# Element data from apps and pages:

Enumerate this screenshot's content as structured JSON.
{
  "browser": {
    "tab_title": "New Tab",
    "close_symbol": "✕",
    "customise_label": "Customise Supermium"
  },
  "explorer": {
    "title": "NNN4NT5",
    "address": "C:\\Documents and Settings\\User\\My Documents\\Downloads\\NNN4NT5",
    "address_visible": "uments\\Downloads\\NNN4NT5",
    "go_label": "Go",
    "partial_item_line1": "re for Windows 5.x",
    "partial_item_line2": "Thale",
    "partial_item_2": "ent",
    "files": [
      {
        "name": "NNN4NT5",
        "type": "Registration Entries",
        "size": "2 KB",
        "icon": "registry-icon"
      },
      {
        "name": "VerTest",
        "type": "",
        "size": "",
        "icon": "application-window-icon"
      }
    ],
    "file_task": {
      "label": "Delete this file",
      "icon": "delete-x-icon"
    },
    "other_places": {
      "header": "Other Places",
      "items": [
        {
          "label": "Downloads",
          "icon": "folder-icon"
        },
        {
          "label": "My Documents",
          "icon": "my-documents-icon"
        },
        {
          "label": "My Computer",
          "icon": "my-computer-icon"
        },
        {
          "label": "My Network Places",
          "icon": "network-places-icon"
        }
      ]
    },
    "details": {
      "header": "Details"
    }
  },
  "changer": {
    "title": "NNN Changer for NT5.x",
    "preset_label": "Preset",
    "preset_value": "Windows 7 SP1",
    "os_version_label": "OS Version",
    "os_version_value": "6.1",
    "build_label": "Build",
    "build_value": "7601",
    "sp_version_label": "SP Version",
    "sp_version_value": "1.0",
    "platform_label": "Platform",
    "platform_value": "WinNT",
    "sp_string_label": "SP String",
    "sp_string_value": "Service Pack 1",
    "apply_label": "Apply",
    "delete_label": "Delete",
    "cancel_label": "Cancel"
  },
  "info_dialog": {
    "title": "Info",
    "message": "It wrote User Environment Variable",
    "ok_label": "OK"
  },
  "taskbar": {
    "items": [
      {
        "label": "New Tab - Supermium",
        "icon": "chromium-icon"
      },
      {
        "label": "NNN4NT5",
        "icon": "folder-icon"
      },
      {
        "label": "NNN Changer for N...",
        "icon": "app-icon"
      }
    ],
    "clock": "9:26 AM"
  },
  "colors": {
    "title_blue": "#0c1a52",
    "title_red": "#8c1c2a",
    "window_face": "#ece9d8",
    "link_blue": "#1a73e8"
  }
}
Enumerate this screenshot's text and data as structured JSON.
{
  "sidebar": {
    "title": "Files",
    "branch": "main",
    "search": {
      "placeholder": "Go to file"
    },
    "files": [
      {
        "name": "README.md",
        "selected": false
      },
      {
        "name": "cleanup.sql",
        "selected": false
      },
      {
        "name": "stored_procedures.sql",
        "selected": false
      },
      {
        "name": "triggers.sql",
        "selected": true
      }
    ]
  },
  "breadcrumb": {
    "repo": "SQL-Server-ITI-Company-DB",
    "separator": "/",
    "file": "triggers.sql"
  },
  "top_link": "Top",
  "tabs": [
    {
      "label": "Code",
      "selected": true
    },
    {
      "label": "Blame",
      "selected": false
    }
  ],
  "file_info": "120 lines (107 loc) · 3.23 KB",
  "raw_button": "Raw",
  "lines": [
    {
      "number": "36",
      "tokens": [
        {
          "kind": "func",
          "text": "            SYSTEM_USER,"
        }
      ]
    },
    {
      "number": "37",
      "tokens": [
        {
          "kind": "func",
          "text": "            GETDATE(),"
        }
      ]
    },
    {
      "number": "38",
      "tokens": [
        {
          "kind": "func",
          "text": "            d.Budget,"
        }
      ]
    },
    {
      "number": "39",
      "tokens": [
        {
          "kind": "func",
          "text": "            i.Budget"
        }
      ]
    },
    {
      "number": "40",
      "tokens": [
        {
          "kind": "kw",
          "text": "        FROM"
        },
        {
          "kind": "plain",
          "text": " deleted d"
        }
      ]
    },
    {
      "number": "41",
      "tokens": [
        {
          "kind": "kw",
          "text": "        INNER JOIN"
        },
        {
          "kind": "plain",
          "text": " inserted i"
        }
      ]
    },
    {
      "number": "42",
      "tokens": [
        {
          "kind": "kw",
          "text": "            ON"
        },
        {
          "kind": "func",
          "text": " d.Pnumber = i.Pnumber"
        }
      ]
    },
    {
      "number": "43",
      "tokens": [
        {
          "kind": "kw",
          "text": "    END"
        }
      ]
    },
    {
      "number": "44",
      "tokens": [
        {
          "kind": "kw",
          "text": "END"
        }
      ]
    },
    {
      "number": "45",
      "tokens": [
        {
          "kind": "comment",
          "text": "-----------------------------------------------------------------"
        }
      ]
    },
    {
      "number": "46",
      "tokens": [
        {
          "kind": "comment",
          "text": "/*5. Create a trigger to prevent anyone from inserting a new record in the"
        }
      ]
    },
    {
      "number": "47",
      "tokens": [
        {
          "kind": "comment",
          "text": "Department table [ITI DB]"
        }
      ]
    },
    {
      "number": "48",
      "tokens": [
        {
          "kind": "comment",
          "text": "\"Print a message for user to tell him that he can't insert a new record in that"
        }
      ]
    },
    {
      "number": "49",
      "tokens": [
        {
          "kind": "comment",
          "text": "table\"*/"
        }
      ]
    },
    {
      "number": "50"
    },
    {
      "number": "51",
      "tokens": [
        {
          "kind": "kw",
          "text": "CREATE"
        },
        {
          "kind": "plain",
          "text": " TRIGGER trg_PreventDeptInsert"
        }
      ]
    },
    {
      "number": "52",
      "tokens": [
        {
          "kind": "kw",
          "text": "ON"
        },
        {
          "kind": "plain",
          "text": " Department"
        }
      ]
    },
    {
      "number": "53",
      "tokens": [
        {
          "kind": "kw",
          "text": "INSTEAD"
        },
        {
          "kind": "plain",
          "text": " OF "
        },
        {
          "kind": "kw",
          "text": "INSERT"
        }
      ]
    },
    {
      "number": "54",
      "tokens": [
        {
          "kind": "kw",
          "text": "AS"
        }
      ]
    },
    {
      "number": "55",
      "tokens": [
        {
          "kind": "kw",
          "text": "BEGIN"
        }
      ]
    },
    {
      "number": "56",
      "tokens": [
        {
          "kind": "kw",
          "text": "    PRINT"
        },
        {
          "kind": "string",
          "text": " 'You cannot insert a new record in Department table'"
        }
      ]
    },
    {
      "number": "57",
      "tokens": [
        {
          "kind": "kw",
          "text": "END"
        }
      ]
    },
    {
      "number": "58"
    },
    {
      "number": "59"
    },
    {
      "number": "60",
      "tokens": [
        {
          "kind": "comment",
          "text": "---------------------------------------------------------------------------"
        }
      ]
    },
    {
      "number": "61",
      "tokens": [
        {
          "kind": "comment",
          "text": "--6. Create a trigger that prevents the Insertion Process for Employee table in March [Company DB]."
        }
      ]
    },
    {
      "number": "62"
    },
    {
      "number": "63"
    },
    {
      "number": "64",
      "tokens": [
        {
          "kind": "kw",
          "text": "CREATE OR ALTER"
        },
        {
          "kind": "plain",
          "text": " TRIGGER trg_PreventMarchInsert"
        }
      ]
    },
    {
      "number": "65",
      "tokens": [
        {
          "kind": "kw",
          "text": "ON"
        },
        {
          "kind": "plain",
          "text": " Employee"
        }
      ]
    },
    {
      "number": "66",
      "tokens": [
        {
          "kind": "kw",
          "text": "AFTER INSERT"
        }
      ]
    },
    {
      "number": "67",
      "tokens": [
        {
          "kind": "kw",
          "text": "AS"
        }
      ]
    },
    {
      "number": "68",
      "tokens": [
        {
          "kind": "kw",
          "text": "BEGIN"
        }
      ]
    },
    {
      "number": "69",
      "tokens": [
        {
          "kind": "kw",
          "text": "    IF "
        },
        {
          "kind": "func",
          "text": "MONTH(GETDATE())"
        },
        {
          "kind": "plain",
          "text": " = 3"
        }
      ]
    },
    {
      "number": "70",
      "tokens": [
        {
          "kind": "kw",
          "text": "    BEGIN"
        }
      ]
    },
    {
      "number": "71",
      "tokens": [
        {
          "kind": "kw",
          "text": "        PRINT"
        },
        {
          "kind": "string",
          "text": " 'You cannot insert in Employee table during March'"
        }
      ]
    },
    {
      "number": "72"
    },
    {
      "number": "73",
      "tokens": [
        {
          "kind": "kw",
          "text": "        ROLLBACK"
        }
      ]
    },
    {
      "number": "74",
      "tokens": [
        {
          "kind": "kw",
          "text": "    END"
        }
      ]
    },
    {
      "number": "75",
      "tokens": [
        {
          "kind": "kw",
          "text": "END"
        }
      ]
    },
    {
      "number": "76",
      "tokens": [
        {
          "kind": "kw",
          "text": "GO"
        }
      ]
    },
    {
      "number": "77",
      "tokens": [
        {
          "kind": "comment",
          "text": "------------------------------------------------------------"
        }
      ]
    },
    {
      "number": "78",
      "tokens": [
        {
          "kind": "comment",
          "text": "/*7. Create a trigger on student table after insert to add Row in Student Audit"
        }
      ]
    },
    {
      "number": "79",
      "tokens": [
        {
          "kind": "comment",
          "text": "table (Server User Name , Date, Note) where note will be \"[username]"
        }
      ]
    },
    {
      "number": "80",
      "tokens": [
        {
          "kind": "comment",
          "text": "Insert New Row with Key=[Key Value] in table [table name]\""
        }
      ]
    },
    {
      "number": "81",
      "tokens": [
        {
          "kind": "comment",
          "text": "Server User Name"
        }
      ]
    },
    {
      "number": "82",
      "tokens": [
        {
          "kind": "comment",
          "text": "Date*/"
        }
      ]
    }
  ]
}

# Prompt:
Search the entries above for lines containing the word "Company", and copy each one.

# Exercise result:
    "repo": "SQL-Server-ITI-Company-DB",
          "text": "--6. Create a trigger that prevents the Insertion Process for Employee table in March [Company DB]."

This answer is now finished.